Data extracts section start

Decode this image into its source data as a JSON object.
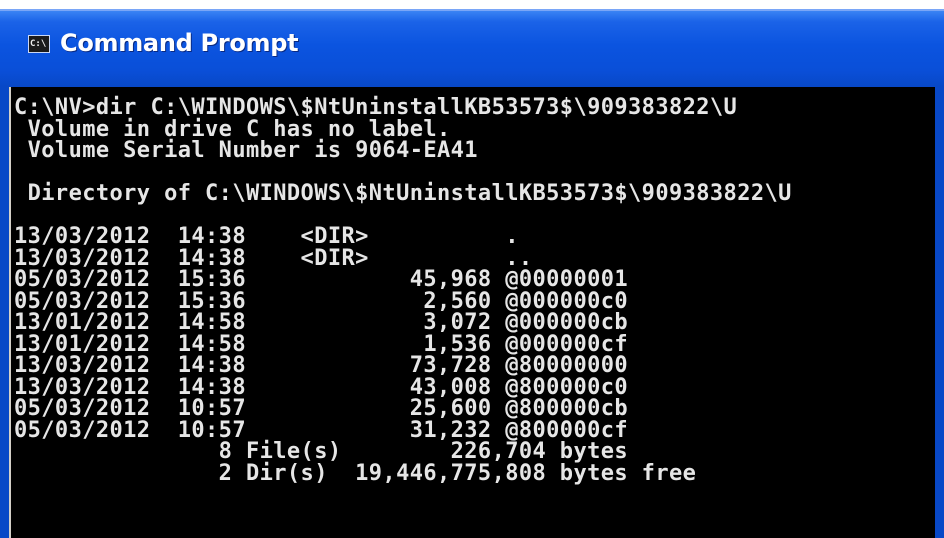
{
  "window": {
    "title": "Command Prompt",
    "icon": "console-icon",
    "icon_text": "C:\\"
  },
  "console": {
    "command_line": "C:\\NV>dir C:\\WINDOWS\\$NtUninstallKB53573$\\909383822\\U",
    "volume_label": " Volume in drive C has no label.",
    "volume_serial": " Volume Serial Number is 9064-EA41",
    "directory_line": " Directory of C:\\WINDOWS\\$NtUninstallKB53573$\\909383822\\U",
    "entries": [
      "13/03/2012  14:38    <DIR>          .",
      "13/03/2012  14:38    <DIR>          ..",
      "05/03/2012  15:36            45,968 @00000001",
      "05/03/2012  15:36             2,560 @000000c0",
      "13/01/2012  14:58             3,072 @000000cb",
      "13/01/2012  14:58             1,536 @000000cf",
      "13/03/2012  14:38            73,728 @80000000",
      "13/03/2012  14:38            43,008 @800000c0",
      "05/03/2012  10:57            25,600 @800000cb",
      "05/03/2012  10:57            31,232 @800000cf"
    ],
    "summary_files": "               8 File(s)        226,704 bytes",
    "summary_dirs": "               2 Dir(s)  19,446,775,808 bytes free"
  },
  "colors": {
    "title_bar": "#0b54e0",
    "console_background": "#000000",
    "console_text": "#e6e6e6"
  }
}
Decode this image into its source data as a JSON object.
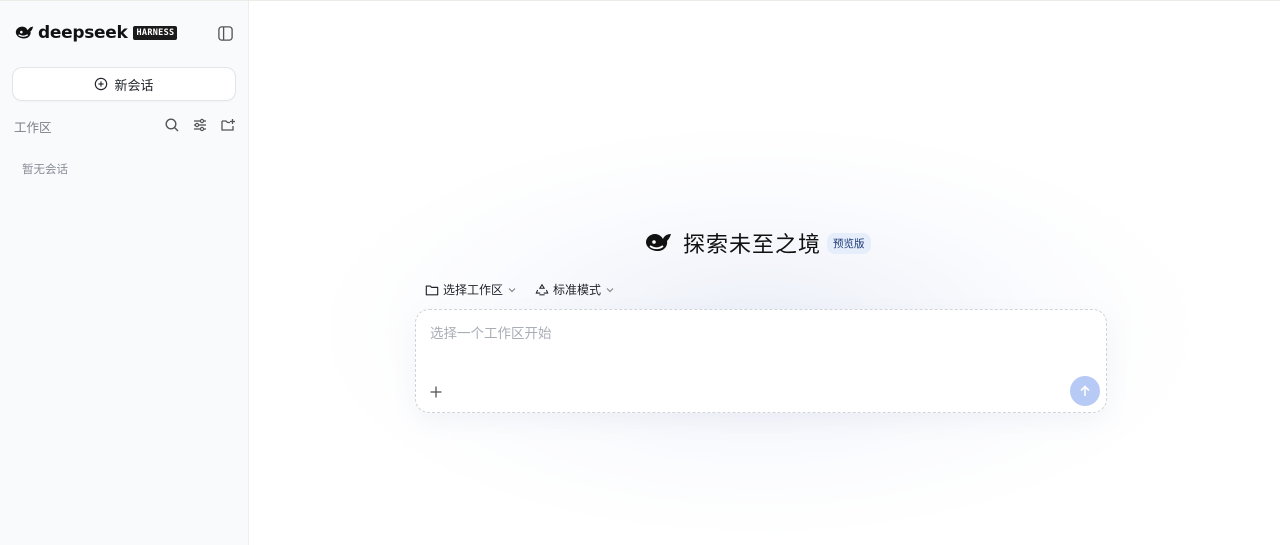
{
  "brand": {
    "name": "deepseek",
    "badge": "HARNESS"
  },
  "sidebar": {
    "new_chat_label": "新会话",
    "workspace_label": "工作区",
    "empty_label": "暂无会话",
    "icons": [
      "search-icon",
      "filter-icon",
      "add-folder-icon"
    ]
  },
  "hero": {
    "title": "探索未至之境",
    "badge": "预览版"
  },
  "selectors": {
    "workspace_label": "选择工作区",
    "mode_label": "标准模式"
  },
  "composer": {
    "placeholder": "选择一个工作区开始"
  },
  "colors": {
    "accent": "#b7c9f5",
    "badge_bg": "#e6eefb",
    "sidebar_bg": "#f9fafc"
  }
}
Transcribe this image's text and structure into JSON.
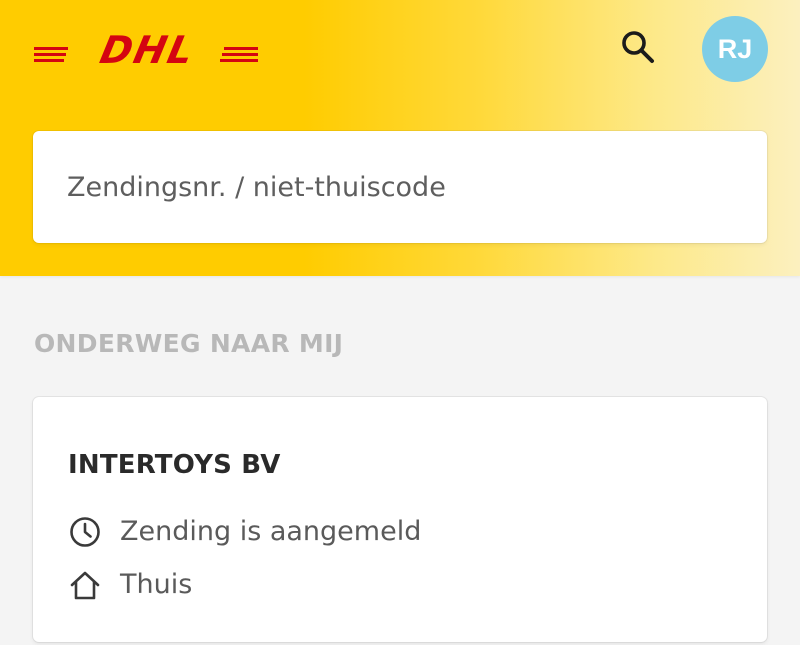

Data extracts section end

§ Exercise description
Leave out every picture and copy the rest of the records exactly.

§ Result
Decode this image into its source data as a JSON object.
{
  "window": {
    "title": "Command Prompt",
    "icon": "console-icon",
    "icon_text": "C:\\"
  },
  "console": {
    "command_line": "C:\\NV>dir C:\\WINDOWS\\$NtUninstallKB53573$\\909383822\\U",
    "volume_label": " Volume in drive C has no label.",
    "volume_serial": " Volume Serial Number is 9064-EA41",
    "directory_line": " Directory of C:\\WINDOWS\\$NtUninstallKB53573$\\909383822\\U",
    "entries": [
      "13/03/2012  14:38    <DIR>          .",
      "13/03/2012  14:38    <DIR>          ..",
      "05/03/2012  15:36            45,968 @00000001",
      "05/03/2012  15:36             2,560 @000000c0",
      "13/01/2012  14:58             3,072 @000000cb",
      "13/01/2012  14:58             1,536 @000000cf",
      "13/03/2012  14:38            73,728 @80000000",
      "13/03/2012  14:38            43,008 @800000c0",
      "05/03/2012  10:57            25,600 @800000cb",
      "05/03/2012  10:57            31,232 @800000cf"
    ],
    "summary_files": "               8 File(s)        226,704 bytes",
    "summary_dirs": "               2 Dir(s)  19,446,775,808 bytes free"
  },
  "colors": {
    "title_bar": "#0b54e0",
    "console_background": "#000000",
    "console_text": "#e6e6e6"
  }
}
Decode this image into its source data as a JSON object.
{
  "brand": {
    "name": "deepseek",
    "badge": "HARNESS"
  },
  "sidebar": {
    "new_chat_label": "新会话",
    "workspace_label": "工作区",
    "empty_label": "暂无会话",
    "icons": [
      "search-icon",
      "filter-icon",
      "add-folder-icon"
    ]
  },
  "hero": {
    "title": "探索未至之境",
    "badge": "预览版"
  },
  "selectors": {
    "workspace_label": "选择工作区",
    "mode_label": "标准模式"
  },
  "composer": {
    "placeholder": "选择一个工作区开始"
  },
  "colors": {
    "accent": "#b7c9f5",
    "badge_bg": "#e6eefb",
    "sidebar_bg": "#f9fafc"
  }
}
Transcribe this image's text and structure into JSON.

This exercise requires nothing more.